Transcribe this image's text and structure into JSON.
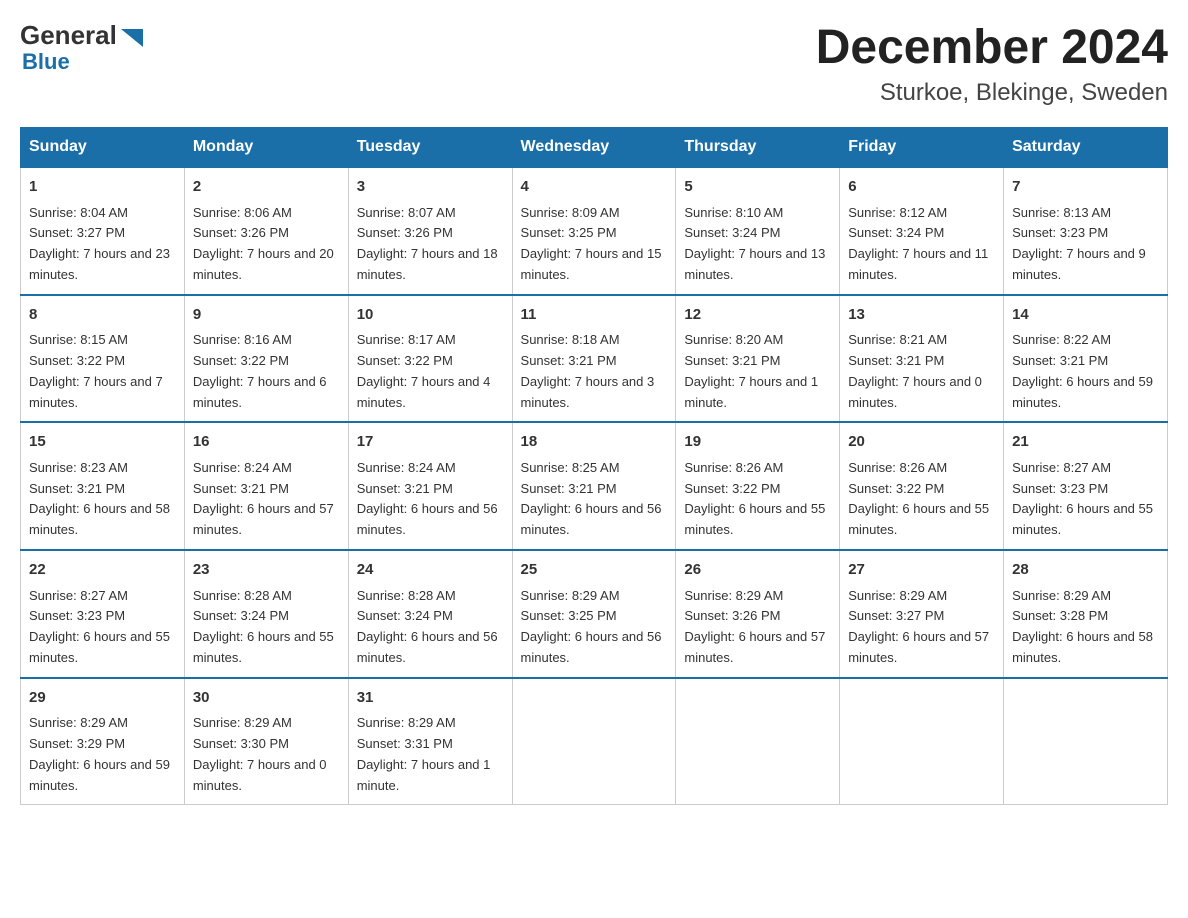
{
  "header": {
    "logo_general": "General",
    "logo_blue": "Blue",
    "title": "December 2024",
    "subtitle": "Sturkoe, Blekinge, Sweden"
  },
  "days_of_week": [
    "Sunday",
    "Monday",
    "Tuesday",
    "Wednesday",
    "Thursday",
    "Friday",
    "Saturday"
  ],
  "weeks": [
    [
      {
        "day": "1",
        "sunrise": "Sunrise: 8:04 AM",
        "sunset": "Sunset: 3:27 PM",
        "daylight": "Daylight: 7 hours and 23 minutes."
      },
      {
        "day": "2",
        "sunrise": "Sunrise: 8:06 AM",
        "sunset": "Sunset: 3:26 PM",
        "daylight": "Daylight: 7 hours and 20 minutes."
      },
      {
        "day": "3",
        "sunrise": "Sunrise: 8:07 AM",
        "sunset": "Sunset: 3:26 PM",
        "daylight": "Daylight: 7 hours and 18 minutes."
      },
      {
        "day": "4",
        "sunrise": "Sunrise: 8:09 AM",
        "sunset": "Sunset: 3:25 PM",
        "daylight": "Daylight: 7 hours and 15 minutes."
      },
      {
        "day": "5",
        "sunrise": "Sunrise: 8:10 AM",
        "sunset": "Sunset: 3:24 PM",
        "daylight": "Daylight: 7 hours and 13 minutes."
      },
      {
        "day": "6",
        "sunrise": "Sunrise: 8:12 AM",
        "sunset": "Sunset: 3:24 PM",
        "daylight": "Daylight: 7 hours and 11 minutes."
      },
      {
        "day": "7",
        "sunrise": "Sunrise: 8:13 AM",
        "sunset": "Sunset: 3:23 PM",
        "daylight": "Daylight: 7 hours and 9 minutes."
      }
    ],
    [
      {
        "day": "8",
        "sunrise": "Sunrise: 8:15 AM",
        "sunset": "Sunset: 3:22 PM",
        "daylight": "Daylight: 7 hours and 7 minutes."
      },
      {
        "day": "9",
        "sunrise": "Sunrise: 8:16 AM",
        "sunset": "Sunset: 3:22 PM",
        "daylight": "Daylight: 7 hours and 6 minutes."
      },
      {
        "day": "10",
        "sunrise": "Sunrise: 8:17 AM",
        "sunset": "Sunset: 3:22 PM",
        "daylight": "Daylight: 7 hours and 4 minutes."
      },
      {
        "day": "11",
        "sunrise": "Sunrise: 8:18 AM",
        "sunset": "Sunset: 3:21 PM",
        "daylight": "Daylight: 7 hours and 3 minutes."
      },
      {
        "day": "12",
        "sunrise": "Sunrise: 8:20 AM",
        "sunset": "Sunset: 3:21 PM",
        "daylight": "Daylight: 7 hours and 1 minute."
      },
      {
        "day": "13",
        "sunrise": "Sunrise: 8:21 AM",
        "sunset": "Sunset: 3:21 PM",
        "daylight": "Daylight: 7 hours and 0 minutes."
      },
      {
        "day": "14",
        "sunrise": "Sunrise: 8:22 AM",
        "sunset": "Sunset: 3:21 PM",
        "daylight": "Daylight: 6 hours and 59 minutes."
      }
    ],
    [
      {
        "day": "15",
        "sunrise": "Sunrise: 8:23 AM",
        "sunset": "Sunset: 3:21 PM",
        "daylight": "Daylight: 6 hours and 58 minutes."
      },
      {
        "day": "16",
        "sunrise": "Sunrise: 8:24 AM",
        "sunset": "Sunset: 3:21 PM",
        "daylight": "Daylight: 6 hours and 57 minutes."
      },
      {
        "day": "17",
        "sunrise": "Sunrise: 8:24 AM",
        "sunset": "Sunset: 3:21 PM",
        "daylight": "Daylight: 6 hours and 56 minutes."
      },
      {
        "day": "18",
        "sunrise": "Sunrise: 8:25 AM",
        "sunset": "Sunset: 3:21 PM",
        "daylight": "Daylight: 6 hours and 56 minutes."
      },
      {
        "day": "19",
        "sunrise": "Sunrise: 8:26 AM",
        "sunset": "Sunset: 3:22 PM",
        "daylight": "Daylight: 6 hours and 55 minutes."
      },
      {
        "day": "20",
        "sunrise": "Sunrise: 8:26 AM",
        "sunset": "Sunset: 3:22 PM",
        "daylight": "Daylight: 6 hours and 55 minutes."
      },
      {
        "day": "21",
        "sunrise": "Sunrise: 8:27 AM",
        "sunset": "Sunset: 3:23 PM",
        "daylight": "Daylight: 6 hours and 55 minutes."
      }
    ],
    [
      {
        "day": "22",
        "sunrise": "Sunrise: 8:27 AM",
        "sunset": "Sunset: 3:23 PM",
        "daylight": "Daylight: 6 hours and 55 minutes."
      },
      {
        "day": "23",
        "sunrise": "Sunrise: 8:28 AM",
        "sunset": "Sunset: 3:24 PM",
        "daylight": "Daylight: 6 hours and 55 minutes."
      },
      {
        "day": "24",
        "sunrise": "Sunrise: 8:28 AM",
        "sunset": "Sunset: 3:24 PM",
        "daylight": "Daylight: 6 hours and 56 minutes."
      },
      {
        "day": "25",
        "sunrise": "Sunrise: 8:29 AM",
        "sunset": "Sunset: 3:25 PM",
        "daylight": "Daylight: 6 hours and 56 minutes."
      },
      {
        "day": "26",
        "sunrise": "Sunrise: 8:29 AM",
        "sunset": "Sunset: 3:26 PM",
        "daylight": "Daylight: 6 hours and 57 minutes."
      },
      {
        "day": "27",
        "sunrise": "Sunrise: 8:29 AM",
        "sunset": "Sunset: 3:27 PM",
        "daylight": "Daylight: 6 hours and 57 minutes."
      },
      {
        "day": "28",
        "sunrise": "Sunrise: 8:29 AM",
        "sunset": "Sunset: 3:28 PM",
        "daylight": "Daylight: 6 hours and 58 minutes."
      }
    ],
    [
      {
        "day": "29",
        "sunrise": "Sunrise: 8:29 AM",
        "sunset": "Sunset: 3:29 PM",
        "daylight": "Daylight: 6 hours and 59 minutes."
      },
      {
        "day": "30",
        "sunrise": "Sunrise: 8:29 AM",
        "sunset": "Sunset: 3:30 PM",
        "daylight": "Daylight: 7 hours and 0 minutes."
      },
      {
        "day": "31",
        "sunrise": "Sunrise: 8:29 AM",
        "sunset": "Sunset: 3:31 PM",
        "daylight": "Daylight: 7 hours and 1 minute."
      },
      null,
      null,
      null,
      null
    ]
  ]
}
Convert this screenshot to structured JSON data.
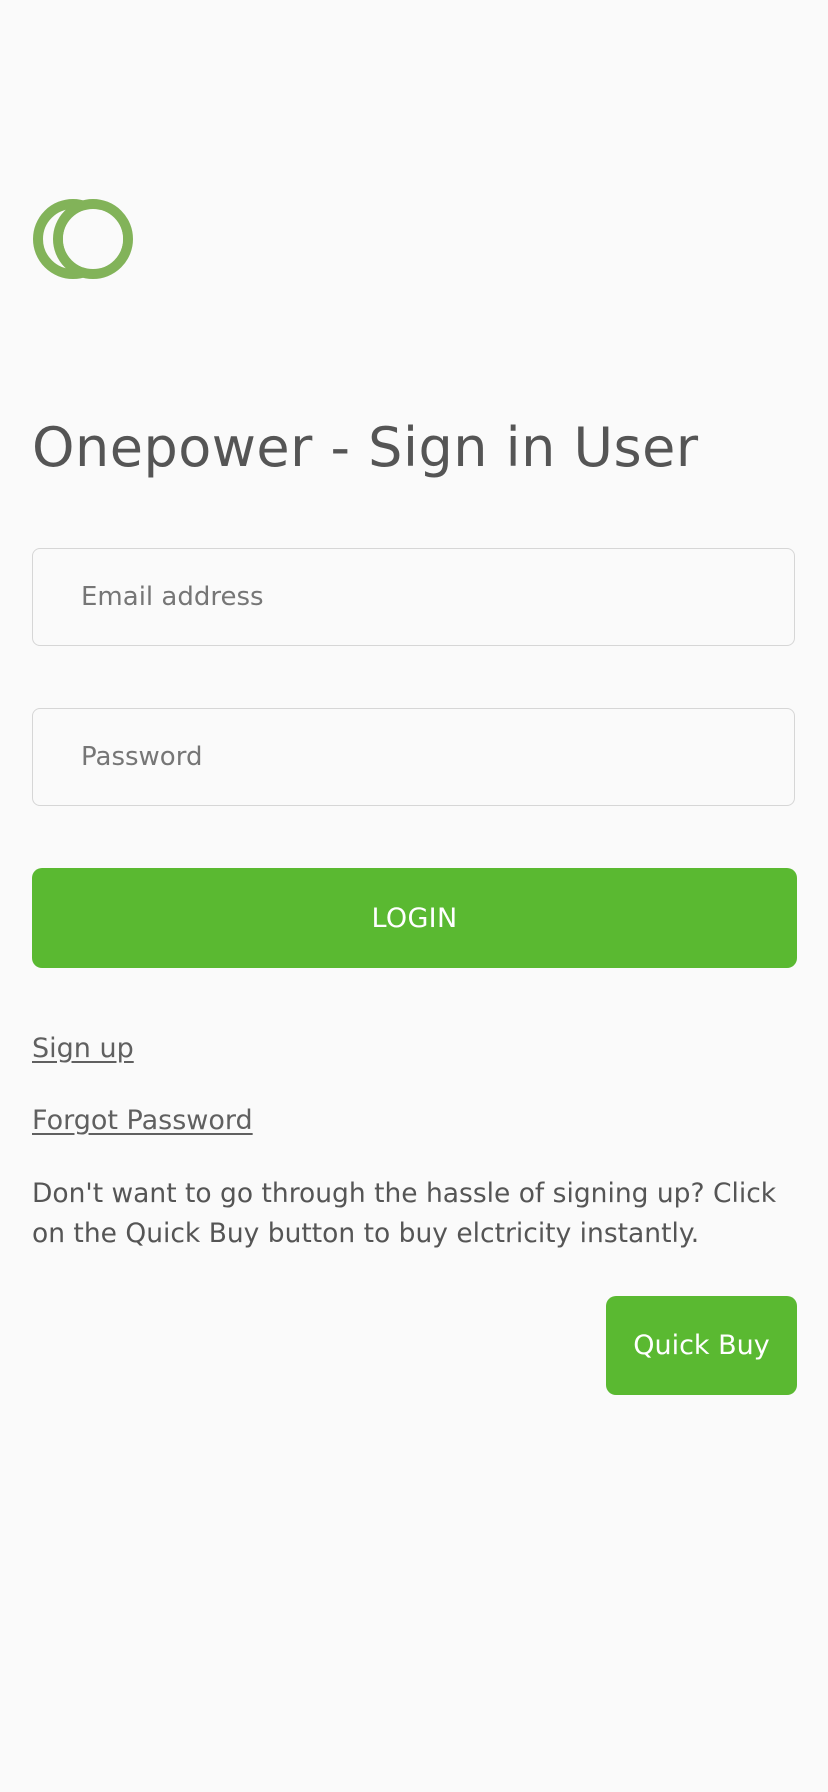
{
  "logo": {
    "icon": "double-ring-logo",
    "color": "#82b359"
  },
  "title": "Onepower - Sign in User",
  "form": {
    "email_placeholder": "Email address",
    "password_placeholder": "Password",
    "login_label": "LOGIN"
  },
  "links": {
    "sign_up": "Sign up",
    "forgot_password": "Forgot Password"
  },
  "note": "Don't want to go through the hassle of signing up? Click on the Quick Buy button to buy elctricity instantly.",
  "quick_buy_label": "Quick Buy",
  "colors": {
    "accent": "#5ab931",
    "background": "#fafafa",
    "text": "#555555",
    "field_border": "#d6d6d6"
  }
}
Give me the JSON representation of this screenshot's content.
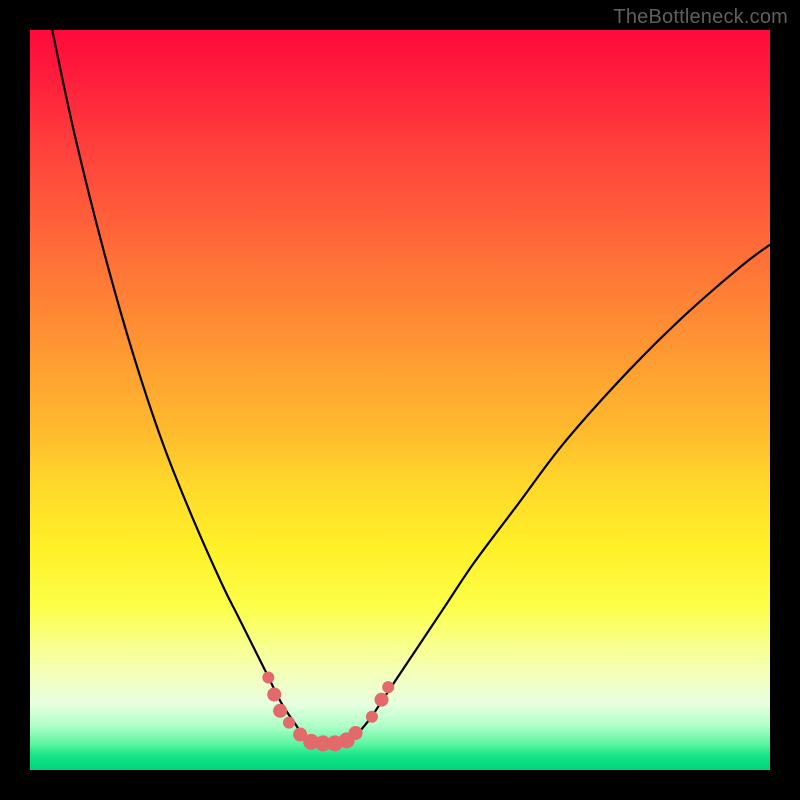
{
  "watermark": "TheBottleneck.com",
  "colors": {
    "frame": "#000000",
    "curve_stroke": "#000000",
    "marker_fill": "#e26a6a",
    "marker_stroke": "#c84f4f"
  },
  "chart_data": {
    "type": "line",
    "title": "",
    "xlabel": "",
    "ylabel": "",
    "xlim": [
      0,
      100
    ],
    "ylim": [
      0,
      100
    ],
    "grid": false,
    "legend": false,
    "note": "Y is the vertical position of the curve as a percentage of the plot height measured from the TOP (0 = top edge, 100 = bottom edge). Values estimated from pixels; chart has no numeric axes.",
    "series": [
      {
        "name": "curve",
        "x": [
          3,
          6,
          10,
          14,
          18,
          22,
          26,
          28,
          30,
          32,
          34,
          36,
          37,
          38.5,
          40,
          42,
          44,
          46,
          48,
          52,
          56,
          60,
          66,
          72,
          80,
          88,
          96,
          100
        ],
        "y": [
          0,
          14,
          30,
          44,
          56,
          66,
          75,
          79,
          83,
          87,
          91,
          94,
          95.5,
          96.3,
          96.3,
          96.3,
          95.3,
          93,
          90,
          84,
          78,
          72,
          64,
          56,
          47,
          39,
          32,
          29
        ]
      }
    ],
    "markers": {
      "note": "Salmon pill/bead markers drawn on the curve near its minimum. x,y in same 0–100 space as the curve; r is radius in px at 740px plot size.",
      "points": [
        {
          "x": 32.2,
          "y": 87.5,
          "r": 6
        },
        {
          "x": 33.0,
          "y": 89.8,
          "r": 7
        },
        {
          "x": 33.8,
          "y": 92.0,
          "r": 7
        },
        {
          "x": 35.0,
          "y": 93.6,
          "r": 6
        },
        {
          "x": 36.5,
          "y": 95.2,
          "r": 7
        },
        {
          "x": 38.0,
          "y": 96.2,
          "r": 8
        },
        {
          "x": 39.6,
          "y": 96.4,
          "r": 8
        },
        {
          "x": 41.2,
          "y": 96.4,
          "r": 8
        },
        {
          "x": 42.8,
          "y": 96.0,
          "r": 8
        },
        {
          "x": 44.0,
          "y": 95.0,
          "r": 7
        },
        {
          "x": 46.2,
          "y": 92.8,
          "r": 6
        },
        {
          "x": 47.5,
          "y": 90.5,
          "r": 7
        },
        {
          "x": 48.4,
          "y": 88.8,
          "r": 6
        }
      ]
    }
  }
}
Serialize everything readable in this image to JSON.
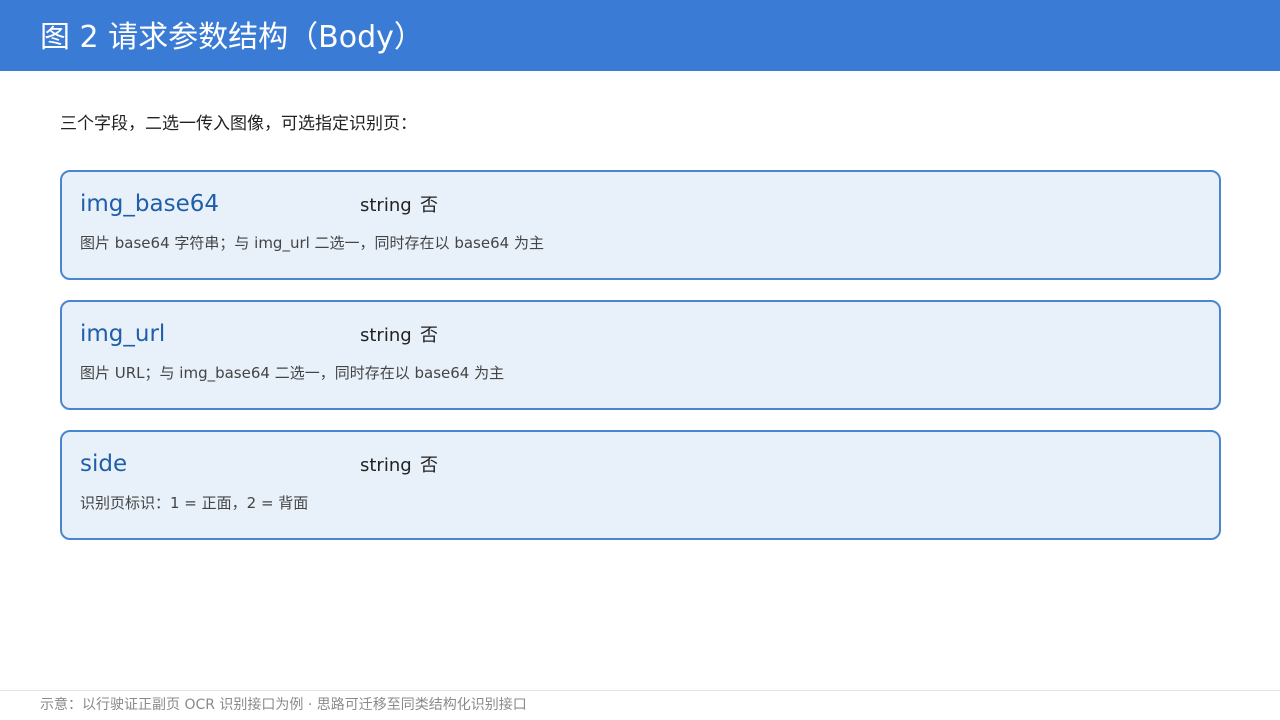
{
  "header": {
    "title": "图 2  请求参数结构（Body）"
  },
  "intro": "三个字段，二选一传入图像，可选指定识别页：",
  "fields": [
    {
      "name": "img_base64",
      "type": "string",
      "required": "否",
      "description": "图片 base64 字符串；与 img_url 二选一，同时存在以 base64 为主"
    },
    {
      "name": "img_url",
      "type": "string",
      "required": "否",
      "description": "图片 URL；与 img_base64 二选一，同时存在以 base64 为主"
    },
    {
      "name": "side",
      "type": "string",
      "required": "否",
      "description": "识别页标识：1 = 正面，2 = 背面"
    }
  ],
  "footer": {
    "note": "示意：以行驶证正副页 OCR 识别接口为例 · 思路可迁移至同类结构化识别接口"
  },
  "colors": {
    "header_background": "#3a7bd5",
    "card_background": "#e8f0fa",
    "card_border": "#4a86d0",
    "field_name": "#1f5fa8"
  }
}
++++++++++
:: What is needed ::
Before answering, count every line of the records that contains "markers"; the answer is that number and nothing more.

:: Expected answer ::
2